While abstraction has been at the center of much work in computer science, Shenker explains that has not been true in networking. He says abstractions have been addressed in layers that provide data-plane service abstractions, as exemplified by IP’s best-effort delivery and TCP’s reliable byte stream. These abstractions convey ideas about what the network can do for us, but Shenker says they’re terrible interfaces because they violate the principle of modularity. It works, he says, but it’s based on bad system-design decisions.
At the control-plane, where useful abstractions do not exist, Shenker says SDN’s goal is to break the bad habit of adding to network complexity. Networking addresses control issues today by defining new protocols, such as for routing, or by designing a new ad-hoc mechanism, such as for traffic engineering; or it leaves the problem to be addressed by manual operator configuration, as is done with access control and middleboxes.

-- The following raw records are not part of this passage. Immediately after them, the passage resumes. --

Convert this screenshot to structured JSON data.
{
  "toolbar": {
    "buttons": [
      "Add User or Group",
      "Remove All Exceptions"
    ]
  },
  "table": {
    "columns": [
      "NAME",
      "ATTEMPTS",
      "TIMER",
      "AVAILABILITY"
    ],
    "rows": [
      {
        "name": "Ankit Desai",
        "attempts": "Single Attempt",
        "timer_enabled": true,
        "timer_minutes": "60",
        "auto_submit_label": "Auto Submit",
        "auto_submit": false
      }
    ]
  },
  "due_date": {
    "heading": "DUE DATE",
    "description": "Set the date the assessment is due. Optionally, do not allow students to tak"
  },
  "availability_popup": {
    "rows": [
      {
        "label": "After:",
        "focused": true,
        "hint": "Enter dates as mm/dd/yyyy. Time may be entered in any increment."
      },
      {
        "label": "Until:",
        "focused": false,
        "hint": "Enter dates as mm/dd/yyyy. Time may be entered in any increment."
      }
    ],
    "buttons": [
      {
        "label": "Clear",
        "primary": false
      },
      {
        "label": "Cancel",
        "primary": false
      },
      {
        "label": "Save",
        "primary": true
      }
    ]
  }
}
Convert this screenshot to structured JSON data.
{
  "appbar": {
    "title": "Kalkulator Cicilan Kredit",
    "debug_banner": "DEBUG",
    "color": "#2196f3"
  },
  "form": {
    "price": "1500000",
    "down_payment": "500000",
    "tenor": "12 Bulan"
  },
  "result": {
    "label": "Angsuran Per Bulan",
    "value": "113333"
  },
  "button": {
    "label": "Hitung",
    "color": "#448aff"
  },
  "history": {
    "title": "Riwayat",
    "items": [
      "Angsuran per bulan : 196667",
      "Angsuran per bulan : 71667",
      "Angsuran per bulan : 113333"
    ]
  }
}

He then looks at how such modular abstractions can be applied to network controls. It’s all about applying abstractions to simplify control tasks relating to forwarding models, distributed state, and detailed configuration.
In SDN, the forwarding model shields the above layers from the particular low-level forwarding design, which could involve possibilities such as a general x86 program, MPLS, or OpenFlow.
OpenFlow: Good Enough for Now
On OpenFlow, Shenker later in his presentation offers the following:
“OpenFlow is one possible solution (as a configuration mechanism); it’s clearly not the right solution. I mean, it’s a very good solution for now, but there’s nothing that says this is fundamentally the right answer. Think of Open Flow as x86 instruction set. Is the x86 instruction set correct? Is it the right answer? No, It’s good enough for what we use it for. So why bother changing it? That’s what Open Flow is. It’s the instruction set we happen to use, but let’s not get hung up on it.”
As for state distribution, Shenker said the control program should not have to deal with the vagaries of distributed state. An abstraction should shield the control program from sate dissemination/collection. A network operating system can provide that abstraction, delivering a global view of the underlying network.
The control program will operate on this network view, which is essentially a graph, providing input on required device configuration across the network.
Three Basic Interfaces
In Shenker’s view, there are three basic network interfaces tied to SDN abstractions. There’s the forwarding interface, which provides a flexible, abstract forwarding model; there’s the global network view, which shields higher layers from state dissemination/collection; and there is the abstract network view, which shields the control program from details of the physical network.
He points out that these abstractions “are not just academic playthings.” They change where we focus our attention and thus enable much greater functionality from less effort. As a result, there will be no more need to design distributed control protocols. Instead, you would define control programs (applications) over an abstract model. Writing control programs becomes about what you want to have happen, not how to make it happen.
Bringing the presentation full circle, and reconciling it neatly with its title, Shenker contends that the future of networking lies in cleaner abstractions, not in the ongoing definition of complicated distributed protocols. As Shenker puts it, “the era of ‘a new protocol per problem’ is over.”
Networking definitely seems to be heading in the direction Shenker envisages, but I’m not sure the old networking establishment is prepared to bury its “bag of protocols” just yet. As Shenker himself has said, it takes years to internalize and evaluate abstractions. It might take longer for networking professionals — vendors and customers alike — to adjust to software-oriented network programmability.